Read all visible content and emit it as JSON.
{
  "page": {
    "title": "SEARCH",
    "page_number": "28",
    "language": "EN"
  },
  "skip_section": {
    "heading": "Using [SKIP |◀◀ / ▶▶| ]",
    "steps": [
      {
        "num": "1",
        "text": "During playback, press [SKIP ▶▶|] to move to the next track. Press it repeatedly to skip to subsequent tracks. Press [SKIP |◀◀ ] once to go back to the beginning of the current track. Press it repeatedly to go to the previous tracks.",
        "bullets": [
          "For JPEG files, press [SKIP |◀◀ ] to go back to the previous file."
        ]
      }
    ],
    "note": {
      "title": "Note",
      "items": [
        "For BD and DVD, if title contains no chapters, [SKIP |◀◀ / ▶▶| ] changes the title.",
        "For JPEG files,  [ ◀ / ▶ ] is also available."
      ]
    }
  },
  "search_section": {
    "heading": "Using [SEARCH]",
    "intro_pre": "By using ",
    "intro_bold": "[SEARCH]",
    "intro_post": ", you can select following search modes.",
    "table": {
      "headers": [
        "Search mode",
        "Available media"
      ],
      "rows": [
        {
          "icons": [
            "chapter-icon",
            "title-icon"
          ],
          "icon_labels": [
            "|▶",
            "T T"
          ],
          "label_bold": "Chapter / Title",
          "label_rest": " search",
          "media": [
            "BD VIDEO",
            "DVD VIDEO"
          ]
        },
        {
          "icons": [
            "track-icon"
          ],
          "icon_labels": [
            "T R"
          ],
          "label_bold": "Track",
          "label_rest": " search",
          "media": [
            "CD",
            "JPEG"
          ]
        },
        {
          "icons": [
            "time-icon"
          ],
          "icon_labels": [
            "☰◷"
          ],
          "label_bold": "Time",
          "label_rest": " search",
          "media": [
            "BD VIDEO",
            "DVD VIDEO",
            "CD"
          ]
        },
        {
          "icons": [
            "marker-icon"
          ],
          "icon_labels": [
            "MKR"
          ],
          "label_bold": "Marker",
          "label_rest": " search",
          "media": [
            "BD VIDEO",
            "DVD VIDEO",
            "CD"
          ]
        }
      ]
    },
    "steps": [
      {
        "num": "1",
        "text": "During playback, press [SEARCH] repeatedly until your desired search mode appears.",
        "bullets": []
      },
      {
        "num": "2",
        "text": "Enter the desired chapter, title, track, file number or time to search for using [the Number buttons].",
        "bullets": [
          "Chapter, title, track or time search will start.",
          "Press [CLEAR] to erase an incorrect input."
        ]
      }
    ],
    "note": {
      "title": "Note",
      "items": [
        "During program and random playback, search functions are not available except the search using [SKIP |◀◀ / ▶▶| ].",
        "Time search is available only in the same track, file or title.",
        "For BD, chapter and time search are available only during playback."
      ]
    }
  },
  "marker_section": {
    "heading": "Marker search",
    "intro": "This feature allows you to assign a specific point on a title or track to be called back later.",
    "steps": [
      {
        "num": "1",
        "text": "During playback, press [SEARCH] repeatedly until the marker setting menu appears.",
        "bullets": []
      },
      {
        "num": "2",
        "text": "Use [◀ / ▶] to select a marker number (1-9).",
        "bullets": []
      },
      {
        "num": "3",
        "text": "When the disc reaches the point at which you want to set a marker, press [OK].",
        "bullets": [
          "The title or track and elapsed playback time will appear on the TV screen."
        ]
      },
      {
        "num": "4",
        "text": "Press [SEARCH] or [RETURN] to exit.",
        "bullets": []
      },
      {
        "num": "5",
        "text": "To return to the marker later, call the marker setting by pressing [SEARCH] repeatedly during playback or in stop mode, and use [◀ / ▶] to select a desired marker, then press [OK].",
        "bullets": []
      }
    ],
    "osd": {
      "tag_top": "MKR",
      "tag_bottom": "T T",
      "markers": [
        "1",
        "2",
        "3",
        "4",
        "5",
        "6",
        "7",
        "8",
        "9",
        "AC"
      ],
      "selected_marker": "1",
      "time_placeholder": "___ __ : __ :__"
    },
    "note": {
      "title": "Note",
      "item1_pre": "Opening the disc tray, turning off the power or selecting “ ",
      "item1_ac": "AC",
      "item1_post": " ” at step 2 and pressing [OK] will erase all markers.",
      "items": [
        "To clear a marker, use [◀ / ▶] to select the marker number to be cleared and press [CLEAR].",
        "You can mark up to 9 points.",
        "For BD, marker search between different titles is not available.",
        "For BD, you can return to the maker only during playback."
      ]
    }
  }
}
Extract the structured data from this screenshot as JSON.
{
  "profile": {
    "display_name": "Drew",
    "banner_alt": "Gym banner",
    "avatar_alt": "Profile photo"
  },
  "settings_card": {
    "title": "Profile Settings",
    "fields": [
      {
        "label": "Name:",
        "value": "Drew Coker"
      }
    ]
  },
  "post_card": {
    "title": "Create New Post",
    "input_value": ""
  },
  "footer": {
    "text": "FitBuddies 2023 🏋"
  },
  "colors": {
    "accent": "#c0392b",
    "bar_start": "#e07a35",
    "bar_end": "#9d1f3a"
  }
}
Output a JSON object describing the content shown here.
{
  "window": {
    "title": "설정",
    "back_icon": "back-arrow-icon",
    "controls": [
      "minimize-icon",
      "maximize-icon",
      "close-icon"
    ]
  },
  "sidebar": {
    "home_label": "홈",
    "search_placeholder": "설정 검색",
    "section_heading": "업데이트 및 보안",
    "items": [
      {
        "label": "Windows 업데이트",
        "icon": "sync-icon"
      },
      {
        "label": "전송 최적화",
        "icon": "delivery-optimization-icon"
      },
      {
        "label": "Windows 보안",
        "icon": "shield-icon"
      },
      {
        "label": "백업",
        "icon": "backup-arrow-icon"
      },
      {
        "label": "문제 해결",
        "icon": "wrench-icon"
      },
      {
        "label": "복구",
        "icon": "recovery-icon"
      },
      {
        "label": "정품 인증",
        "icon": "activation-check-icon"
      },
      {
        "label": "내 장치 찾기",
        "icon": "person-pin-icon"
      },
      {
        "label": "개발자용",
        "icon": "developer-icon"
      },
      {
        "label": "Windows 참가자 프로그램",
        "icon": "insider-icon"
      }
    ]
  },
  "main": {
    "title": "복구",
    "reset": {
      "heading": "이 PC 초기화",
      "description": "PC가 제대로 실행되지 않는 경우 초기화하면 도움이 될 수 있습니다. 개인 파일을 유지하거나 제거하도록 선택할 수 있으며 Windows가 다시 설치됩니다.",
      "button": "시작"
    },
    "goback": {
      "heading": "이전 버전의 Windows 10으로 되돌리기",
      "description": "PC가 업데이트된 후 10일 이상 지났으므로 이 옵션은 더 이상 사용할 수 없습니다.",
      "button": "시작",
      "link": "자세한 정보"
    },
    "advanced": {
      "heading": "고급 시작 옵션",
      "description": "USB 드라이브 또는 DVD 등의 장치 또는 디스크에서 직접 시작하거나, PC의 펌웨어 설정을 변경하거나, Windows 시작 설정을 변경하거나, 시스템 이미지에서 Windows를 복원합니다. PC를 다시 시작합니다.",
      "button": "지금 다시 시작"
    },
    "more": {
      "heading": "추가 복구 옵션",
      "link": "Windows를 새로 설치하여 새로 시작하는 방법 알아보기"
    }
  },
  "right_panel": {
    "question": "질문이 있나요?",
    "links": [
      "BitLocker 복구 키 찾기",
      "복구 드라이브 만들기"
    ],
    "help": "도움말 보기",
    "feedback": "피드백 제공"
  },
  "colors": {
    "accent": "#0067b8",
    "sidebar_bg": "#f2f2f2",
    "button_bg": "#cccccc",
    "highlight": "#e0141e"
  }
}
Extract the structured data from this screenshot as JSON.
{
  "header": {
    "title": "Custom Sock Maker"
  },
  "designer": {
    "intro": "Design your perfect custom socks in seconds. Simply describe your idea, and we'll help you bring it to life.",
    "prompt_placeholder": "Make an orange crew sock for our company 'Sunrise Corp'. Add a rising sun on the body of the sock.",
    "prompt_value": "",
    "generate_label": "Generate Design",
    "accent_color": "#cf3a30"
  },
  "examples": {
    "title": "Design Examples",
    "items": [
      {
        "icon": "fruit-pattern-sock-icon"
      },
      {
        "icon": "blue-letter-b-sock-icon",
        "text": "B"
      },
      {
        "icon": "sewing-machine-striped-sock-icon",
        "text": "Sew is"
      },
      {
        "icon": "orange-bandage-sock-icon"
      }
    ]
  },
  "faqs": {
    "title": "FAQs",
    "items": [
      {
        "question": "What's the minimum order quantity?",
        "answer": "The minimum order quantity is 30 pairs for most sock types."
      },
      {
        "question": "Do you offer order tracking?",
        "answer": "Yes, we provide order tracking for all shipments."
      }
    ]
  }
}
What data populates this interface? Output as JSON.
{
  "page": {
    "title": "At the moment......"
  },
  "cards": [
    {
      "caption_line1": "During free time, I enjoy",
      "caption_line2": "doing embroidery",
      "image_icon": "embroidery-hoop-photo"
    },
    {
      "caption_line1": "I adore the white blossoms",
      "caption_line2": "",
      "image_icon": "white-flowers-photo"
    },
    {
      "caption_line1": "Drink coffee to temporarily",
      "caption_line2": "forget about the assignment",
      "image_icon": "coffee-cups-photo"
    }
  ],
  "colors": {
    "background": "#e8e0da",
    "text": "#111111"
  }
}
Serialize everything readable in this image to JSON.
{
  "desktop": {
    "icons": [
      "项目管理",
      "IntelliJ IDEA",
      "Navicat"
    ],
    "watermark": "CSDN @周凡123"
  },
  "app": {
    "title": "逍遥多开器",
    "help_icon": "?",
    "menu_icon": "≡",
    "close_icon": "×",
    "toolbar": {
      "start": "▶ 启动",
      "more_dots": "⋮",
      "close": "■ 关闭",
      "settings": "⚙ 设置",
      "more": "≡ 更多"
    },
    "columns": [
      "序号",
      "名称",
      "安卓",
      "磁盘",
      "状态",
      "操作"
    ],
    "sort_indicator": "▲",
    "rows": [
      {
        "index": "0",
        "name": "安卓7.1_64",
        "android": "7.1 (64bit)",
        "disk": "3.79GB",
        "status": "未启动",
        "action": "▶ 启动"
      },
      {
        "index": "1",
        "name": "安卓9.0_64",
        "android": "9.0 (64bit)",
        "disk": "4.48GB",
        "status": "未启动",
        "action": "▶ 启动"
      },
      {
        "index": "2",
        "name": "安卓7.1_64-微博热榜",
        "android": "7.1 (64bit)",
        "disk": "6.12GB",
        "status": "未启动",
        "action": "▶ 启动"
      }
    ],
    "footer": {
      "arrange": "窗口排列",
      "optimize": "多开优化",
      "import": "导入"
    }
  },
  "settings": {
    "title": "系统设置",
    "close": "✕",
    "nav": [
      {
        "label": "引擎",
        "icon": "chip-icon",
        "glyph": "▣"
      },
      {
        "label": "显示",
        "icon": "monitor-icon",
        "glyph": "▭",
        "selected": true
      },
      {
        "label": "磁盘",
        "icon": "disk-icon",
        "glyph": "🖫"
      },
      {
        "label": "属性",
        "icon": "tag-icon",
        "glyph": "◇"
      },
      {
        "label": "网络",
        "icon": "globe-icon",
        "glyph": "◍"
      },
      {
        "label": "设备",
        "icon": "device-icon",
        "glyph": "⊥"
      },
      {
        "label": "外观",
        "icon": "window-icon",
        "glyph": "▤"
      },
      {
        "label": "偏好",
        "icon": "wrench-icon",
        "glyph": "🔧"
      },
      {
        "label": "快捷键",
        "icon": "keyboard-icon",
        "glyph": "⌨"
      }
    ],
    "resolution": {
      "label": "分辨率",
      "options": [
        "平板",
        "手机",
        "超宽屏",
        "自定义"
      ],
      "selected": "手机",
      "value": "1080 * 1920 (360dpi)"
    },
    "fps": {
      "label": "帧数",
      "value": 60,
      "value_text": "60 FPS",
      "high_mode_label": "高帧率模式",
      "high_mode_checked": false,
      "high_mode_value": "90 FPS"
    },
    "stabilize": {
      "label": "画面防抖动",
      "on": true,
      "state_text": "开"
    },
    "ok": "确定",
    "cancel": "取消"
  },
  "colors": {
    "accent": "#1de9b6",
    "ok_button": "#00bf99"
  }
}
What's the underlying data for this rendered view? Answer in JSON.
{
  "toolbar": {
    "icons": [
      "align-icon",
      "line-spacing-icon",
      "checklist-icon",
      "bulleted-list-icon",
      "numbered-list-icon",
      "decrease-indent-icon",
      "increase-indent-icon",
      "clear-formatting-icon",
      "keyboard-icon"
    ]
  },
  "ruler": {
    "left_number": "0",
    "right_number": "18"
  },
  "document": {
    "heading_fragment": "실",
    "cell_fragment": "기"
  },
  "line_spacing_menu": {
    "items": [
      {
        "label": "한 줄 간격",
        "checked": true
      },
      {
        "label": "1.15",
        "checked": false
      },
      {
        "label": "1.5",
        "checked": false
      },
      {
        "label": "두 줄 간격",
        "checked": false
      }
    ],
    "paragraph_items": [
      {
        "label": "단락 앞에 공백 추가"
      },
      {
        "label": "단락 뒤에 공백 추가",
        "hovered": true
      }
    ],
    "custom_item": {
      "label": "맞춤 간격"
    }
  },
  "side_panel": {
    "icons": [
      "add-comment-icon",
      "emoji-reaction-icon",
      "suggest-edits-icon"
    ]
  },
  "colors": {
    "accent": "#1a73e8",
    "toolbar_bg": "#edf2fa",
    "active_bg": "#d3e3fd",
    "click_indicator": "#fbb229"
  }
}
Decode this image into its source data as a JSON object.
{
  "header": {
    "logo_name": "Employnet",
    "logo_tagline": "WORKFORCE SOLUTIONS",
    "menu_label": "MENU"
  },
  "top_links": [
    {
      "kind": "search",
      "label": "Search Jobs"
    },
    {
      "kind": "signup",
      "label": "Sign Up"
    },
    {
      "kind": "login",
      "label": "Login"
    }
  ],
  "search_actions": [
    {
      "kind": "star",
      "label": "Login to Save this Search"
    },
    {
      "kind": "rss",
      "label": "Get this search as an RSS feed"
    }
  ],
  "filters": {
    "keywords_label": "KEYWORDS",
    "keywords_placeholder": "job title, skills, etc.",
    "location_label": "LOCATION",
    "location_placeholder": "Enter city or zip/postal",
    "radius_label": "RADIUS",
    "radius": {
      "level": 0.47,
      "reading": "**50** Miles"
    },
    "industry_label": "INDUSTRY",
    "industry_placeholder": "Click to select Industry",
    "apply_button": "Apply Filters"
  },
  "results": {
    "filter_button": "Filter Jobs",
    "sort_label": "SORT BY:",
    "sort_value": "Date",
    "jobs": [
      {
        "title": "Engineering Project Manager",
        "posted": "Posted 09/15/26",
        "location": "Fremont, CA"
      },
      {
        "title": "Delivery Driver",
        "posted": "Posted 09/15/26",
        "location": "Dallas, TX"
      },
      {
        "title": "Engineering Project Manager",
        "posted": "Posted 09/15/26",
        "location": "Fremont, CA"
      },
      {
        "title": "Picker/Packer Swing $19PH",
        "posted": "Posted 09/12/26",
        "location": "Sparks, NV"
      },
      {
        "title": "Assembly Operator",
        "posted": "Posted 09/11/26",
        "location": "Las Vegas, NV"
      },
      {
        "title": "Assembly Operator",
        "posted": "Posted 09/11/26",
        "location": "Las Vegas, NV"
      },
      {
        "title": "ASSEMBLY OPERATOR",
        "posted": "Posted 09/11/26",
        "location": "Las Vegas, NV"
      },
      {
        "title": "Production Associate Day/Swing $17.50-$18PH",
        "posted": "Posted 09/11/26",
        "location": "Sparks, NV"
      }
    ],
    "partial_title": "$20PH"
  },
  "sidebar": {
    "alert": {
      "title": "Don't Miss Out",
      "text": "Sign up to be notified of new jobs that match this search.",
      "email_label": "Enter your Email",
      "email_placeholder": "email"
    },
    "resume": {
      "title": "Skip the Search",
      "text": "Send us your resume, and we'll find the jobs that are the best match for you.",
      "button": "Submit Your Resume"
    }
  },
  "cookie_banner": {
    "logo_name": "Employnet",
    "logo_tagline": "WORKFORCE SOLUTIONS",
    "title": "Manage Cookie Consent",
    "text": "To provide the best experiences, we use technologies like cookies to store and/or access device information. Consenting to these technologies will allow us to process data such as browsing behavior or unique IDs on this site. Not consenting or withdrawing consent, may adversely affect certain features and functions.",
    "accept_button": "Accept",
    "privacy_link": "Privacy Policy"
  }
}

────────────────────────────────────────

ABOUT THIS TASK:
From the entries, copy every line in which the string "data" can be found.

EXERCISE RESULT:
Extract the structured data from this screenshot as JSON.
Extract the structured data from this screenshot as JSON.
What data populates this interface? Output as JSON.
What's the underlying data for this rendered view? Answer in JSON.
Decode this image into its source data as a JSON object.
    "text": "To provide the best experiences, we use technologies like cookies to store and/or access device information. Consenting to these technologies will allow us to process data such as browsing behavior or unique IDs on this site. Not consenting or withdrawing consent, may adversely affect certain features and functions.",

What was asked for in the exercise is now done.